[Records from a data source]
BEGIN
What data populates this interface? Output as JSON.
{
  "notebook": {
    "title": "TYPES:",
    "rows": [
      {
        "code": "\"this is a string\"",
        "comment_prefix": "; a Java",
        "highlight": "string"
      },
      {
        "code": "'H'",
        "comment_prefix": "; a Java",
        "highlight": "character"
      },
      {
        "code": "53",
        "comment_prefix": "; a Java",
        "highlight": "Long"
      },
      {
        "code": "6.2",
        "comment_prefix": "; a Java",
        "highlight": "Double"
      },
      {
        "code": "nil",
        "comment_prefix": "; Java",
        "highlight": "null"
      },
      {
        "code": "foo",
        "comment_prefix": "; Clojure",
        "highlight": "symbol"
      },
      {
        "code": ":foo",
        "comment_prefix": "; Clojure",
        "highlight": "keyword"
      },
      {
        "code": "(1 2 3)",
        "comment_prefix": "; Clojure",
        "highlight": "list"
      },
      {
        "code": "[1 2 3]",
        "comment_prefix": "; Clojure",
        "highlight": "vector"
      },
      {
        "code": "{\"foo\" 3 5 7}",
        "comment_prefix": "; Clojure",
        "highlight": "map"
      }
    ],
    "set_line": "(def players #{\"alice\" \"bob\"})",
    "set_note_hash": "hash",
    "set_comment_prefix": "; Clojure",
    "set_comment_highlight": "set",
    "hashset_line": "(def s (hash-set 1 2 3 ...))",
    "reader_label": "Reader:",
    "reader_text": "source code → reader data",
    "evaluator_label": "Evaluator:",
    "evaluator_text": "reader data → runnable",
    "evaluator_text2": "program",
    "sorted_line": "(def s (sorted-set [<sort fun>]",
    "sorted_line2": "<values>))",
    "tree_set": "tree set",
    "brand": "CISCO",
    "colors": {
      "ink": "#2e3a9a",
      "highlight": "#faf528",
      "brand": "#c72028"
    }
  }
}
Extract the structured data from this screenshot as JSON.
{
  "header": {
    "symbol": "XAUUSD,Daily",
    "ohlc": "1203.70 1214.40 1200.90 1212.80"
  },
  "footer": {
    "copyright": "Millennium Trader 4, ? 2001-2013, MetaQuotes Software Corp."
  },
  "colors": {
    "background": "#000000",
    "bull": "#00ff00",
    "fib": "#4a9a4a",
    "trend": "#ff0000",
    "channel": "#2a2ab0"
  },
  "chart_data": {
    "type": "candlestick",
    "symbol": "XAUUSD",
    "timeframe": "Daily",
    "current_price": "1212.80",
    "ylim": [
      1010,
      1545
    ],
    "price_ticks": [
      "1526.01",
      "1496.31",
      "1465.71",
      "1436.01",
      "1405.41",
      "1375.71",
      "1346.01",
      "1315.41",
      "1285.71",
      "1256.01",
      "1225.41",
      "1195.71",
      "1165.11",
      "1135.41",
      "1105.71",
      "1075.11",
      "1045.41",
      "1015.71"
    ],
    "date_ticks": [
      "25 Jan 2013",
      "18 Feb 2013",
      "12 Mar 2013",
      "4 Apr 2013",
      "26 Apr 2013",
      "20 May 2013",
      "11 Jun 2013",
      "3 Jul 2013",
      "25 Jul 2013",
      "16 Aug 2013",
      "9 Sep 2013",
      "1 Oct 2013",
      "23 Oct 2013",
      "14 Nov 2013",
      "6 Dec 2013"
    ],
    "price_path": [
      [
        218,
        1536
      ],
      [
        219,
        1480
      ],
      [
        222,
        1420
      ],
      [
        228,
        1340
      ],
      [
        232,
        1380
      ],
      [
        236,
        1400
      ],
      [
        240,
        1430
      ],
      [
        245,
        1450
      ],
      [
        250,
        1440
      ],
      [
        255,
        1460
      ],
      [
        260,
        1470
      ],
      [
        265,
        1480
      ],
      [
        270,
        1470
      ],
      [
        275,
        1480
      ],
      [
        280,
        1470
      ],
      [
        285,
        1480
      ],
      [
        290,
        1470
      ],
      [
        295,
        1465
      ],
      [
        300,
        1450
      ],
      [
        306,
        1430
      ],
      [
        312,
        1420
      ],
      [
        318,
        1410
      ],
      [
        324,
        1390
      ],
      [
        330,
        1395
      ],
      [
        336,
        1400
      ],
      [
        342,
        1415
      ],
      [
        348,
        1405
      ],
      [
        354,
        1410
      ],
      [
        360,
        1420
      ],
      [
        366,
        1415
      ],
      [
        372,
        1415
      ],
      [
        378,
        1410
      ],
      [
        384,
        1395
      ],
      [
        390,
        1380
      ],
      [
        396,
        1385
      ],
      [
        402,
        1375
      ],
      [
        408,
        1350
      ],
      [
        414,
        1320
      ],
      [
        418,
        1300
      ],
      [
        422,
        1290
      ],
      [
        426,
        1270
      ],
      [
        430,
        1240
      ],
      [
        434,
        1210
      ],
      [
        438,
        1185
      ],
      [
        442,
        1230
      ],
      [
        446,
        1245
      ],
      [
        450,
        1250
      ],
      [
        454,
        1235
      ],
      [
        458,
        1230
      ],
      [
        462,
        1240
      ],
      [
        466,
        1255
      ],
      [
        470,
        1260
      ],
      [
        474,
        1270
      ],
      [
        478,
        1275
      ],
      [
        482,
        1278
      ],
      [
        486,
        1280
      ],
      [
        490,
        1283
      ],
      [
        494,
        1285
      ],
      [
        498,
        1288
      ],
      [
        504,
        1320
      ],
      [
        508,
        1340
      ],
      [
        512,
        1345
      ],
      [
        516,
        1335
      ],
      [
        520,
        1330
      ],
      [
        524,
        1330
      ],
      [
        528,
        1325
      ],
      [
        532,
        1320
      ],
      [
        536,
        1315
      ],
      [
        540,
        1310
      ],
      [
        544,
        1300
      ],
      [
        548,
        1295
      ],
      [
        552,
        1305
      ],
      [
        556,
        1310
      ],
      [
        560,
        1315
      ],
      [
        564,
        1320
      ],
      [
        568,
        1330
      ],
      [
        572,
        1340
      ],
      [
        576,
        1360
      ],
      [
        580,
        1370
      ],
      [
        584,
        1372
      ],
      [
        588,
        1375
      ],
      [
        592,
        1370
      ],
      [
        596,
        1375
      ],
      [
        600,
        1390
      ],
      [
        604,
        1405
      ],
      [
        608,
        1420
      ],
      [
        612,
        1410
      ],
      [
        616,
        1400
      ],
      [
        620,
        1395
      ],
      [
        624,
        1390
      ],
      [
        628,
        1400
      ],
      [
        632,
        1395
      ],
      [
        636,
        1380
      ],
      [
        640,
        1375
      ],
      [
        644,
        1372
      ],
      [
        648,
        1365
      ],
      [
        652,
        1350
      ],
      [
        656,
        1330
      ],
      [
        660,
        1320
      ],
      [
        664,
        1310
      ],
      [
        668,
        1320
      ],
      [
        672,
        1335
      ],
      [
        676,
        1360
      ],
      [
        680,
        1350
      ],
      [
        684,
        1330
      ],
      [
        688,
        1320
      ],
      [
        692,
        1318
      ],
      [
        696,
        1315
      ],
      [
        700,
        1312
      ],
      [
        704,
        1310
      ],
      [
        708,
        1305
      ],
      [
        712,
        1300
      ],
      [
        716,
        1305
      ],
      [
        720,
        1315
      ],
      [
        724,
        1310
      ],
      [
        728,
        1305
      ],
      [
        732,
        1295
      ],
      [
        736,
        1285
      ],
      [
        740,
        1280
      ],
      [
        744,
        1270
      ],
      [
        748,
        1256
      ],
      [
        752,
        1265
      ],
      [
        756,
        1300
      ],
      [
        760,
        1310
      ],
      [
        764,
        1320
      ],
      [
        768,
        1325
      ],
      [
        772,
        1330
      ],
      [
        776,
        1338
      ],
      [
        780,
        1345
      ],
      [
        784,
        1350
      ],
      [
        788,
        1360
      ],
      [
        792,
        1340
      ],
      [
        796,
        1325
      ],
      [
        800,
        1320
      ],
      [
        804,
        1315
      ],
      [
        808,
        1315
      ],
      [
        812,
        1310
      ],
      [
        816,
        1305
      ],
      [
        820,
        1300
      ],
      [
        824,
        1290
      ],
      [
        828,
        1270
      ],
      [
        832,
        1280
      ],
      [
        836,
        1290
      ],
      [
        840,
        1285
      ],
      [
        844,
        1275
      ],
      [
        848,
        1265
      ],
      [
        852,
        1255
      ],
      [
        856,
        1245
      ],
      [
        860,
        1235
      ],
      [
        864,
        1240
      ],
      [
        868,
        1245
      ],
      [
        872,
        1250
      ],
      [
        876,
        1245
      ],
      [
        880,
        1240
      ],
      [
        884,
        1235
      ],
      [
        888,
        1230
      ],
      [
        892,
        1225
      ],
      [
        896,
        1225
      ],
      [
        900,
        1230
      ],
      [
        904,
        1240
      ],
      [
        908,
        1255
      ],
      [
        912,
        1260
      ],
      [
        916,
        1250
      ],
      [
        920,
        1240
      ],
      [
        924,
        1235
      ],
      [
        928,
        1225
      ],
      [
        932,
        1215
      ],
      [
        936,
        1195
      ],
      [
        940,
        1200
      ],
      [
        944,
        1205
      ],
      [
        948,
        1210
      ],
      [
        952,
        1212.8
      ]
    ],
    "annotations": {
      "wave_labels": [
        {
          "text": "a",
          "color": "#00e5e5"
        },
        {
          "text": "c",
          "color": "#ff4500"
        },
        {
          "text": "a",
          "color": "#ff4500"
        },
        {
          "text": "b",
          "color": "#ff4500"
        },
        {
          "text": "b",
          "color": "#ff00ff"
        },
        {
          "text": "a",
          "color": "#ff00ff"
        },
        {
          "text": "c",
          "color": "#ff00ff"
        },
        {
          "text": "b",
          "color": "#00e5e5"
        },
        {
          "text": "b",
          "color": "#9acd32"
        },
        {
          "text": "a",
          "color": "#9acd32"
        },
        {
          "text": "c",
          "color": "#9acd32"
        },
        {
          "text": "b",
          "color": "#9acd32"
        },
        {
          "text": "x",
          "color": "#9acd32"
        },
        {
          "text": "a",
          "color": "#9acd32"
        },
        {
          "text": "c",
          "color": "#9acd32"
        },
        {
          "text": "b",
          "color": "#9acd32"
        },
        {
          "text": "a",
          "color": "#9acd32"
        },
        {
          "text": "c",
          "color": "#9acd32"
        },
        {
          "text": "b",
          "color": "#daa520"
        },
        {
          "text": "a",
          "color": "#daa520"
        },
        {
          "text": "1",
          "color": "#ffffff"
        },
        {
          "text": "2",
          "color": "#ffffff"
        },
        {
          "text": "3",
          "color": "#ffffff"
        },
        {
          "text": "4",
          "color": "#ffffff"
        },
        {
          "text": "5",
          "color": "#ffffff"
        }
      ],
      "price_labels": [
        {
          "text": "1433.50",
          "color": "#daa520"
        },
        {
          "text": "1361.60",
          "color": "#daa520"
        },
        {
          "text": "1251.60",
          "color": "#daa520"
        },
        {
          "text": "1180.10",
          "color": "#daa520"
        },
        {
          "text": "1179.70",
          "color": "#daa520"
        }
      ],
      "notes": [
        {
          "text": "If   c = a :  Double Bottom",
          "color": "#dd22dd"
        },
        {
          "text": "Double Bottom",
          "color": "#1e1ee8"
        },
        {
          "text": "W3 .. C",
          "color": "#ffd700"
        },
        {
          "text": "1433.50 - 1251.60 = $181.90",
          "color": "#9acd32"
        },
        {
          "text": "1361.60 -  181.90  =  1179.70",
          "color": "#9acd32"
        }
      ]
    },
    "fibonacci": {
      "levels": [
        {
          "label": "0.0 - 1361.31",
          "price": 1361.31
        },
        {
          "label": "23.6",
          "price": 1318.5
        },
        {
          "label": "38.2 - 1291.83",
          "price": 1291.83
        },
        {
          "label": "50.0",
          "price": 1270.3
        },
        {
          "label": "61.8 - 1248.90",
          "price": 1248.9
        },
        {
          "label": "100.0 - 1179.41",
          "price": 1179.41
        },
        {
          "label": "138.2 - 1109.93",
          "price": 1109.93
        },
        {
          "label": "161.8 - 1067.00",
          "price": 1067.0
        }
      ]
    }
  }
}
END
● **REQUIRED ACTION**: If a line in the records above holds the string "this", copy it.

● **FINAL ANSWER**:
What data populates this interface? Output as JSON.
        "code": "\"this is a string\"",
Extract the structured data from this screenshot as JSON.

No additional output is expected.